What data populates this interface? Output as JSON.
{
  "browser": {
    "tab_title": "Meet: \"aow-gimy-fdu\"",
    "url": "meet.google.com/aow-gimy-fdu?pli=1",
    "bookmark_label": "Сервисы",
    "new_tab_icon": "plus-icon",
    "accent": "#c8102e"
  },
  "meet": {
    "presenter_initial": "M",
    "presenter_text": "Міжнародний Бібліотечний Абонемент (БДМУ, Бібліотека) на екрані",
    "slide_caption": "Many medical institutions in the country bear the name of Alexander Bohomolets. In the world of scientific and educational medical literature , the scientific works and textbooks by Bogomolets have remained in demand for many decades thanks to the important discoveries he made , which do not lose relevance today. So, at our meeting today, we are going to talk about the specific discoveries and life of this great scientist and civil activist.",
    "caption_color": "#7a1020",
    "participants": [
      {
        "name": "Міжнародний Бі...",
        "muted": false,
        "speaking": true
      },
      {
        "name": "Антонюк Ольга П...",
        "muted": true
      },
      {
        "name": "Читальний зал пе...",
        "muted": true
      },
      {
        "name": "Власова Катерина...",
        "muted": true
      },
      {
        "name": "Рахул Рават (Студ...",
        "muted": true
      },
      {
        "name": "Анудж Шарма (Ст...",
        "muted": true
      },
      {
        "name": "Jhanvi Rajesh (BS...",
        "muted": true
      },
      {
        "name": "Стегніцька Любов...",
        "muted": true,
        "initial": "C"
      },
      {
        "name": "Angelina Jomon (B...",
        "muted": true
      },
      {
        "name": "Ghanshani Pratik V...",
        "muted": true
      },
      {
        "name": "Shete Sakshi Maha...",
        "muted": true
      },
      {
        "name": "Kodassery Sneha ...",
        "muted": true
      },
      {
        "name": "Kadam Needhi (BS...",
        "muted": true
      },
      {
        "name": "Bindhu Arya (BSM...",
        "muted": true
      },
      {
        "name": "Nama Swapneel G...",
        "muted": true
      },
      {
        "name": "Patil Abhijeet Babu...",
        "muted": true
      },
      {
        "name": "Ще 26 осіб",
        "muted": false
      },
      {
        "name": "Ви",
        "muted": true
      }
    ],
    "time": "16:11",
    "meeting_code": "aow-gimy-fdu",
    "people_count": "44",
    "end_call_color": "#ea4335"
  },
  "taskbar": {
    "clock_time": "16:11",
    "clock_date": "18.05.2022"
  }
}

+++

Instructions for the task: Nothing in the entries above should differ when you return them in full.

Answer area:
What data populates this interface? Output as JSON.
{
  "browser": {
    "tab_title": "Meet: \"aow-gimy-fdu\"",
    "url": "meet.google.com/aow-gimy-fdu?pli=1",
    "bookmark_label": "Сервисы",
    "new_tab_icon": "plus-icon",
    "accent": "#c8102e"
  },
  "meet": {
    "presenter_initial": "M",
    "presenter_text": "Міжнародний Бібліотечний Абонемент (БДМУ, Бібліотека) на екрані",
    "slide_caption": "Many medical institutions in the country bear the name of Alexander Bohomolets. In the world of scientific and educational medical literature , the scientific works and textbooks by Bogomolets have remained in demand for many decades thanks to the important discoveries he made , which do not lose relevance today. So, at our meeting today, we are going to talk about the specific discoveries and life of this great scientist and civil activist.",
    "caption_color": "#7a1020",
    "participants": [
      {
        "name": "Міжнародний Бі...",
        "muted": false,
        "speaking": true
      },
      {
        "name": "Антонюк Ольга П...",
        "muted": true
      },
      {
        "name": "Читальний зал пе...",
        "muted": true
      },
      {
        "name": "Власова Катерина...",
        "muted": true
      },
      {
        "name": "Рахул Рават (Студ...",
        "muted": true
      },
      {
        "name": "Анудж Шарма (Ст...",
        "muted": true
      },
      {
        "name": "Jhanvi Rajesh (BS...",
        "muted": true
      },
      {
        "name": "Стегніцька Любов...",
        "muted": true,
        "initial": "C"
      },
      {
        "name": "Angelina Jomon (B...",
        "muted": true
      },
      {
        "name": "Ghanshani Pratik V...",
        "muted": true
      },
      {
        "name": "Shete Sakshi Maha...",
        "muted": true
      },
      {
        "name": "Kodassery Sneha ...",
        "muted": true
      },
      {
        "name": "Kadam Needhi (BS...",
        "muted": true
      },
      {
        "name": "Bindhu Arya (BSM...",
        "muted": true
      },
      {
        "name": "Nama Swapneel G...",
        "muted": true
      },
      {
        "name": "Patil Abhijeet Babu...",
        "muted": true
      },
      {
        "name": "Ще 26 осіб",
        "muted": false
      },
      {
        "name": "Ви",
        "muted": true
      }
    ],
    "time": "16:11",
    "meeting_code": "aow-gimy-fdu",
    "people_count": "44",
    "end_call_color": "#ea4335"
  },
  "taskbar": {
    "clock_time": "16:11",
    "clock_date": "18.05.2022"
  }
}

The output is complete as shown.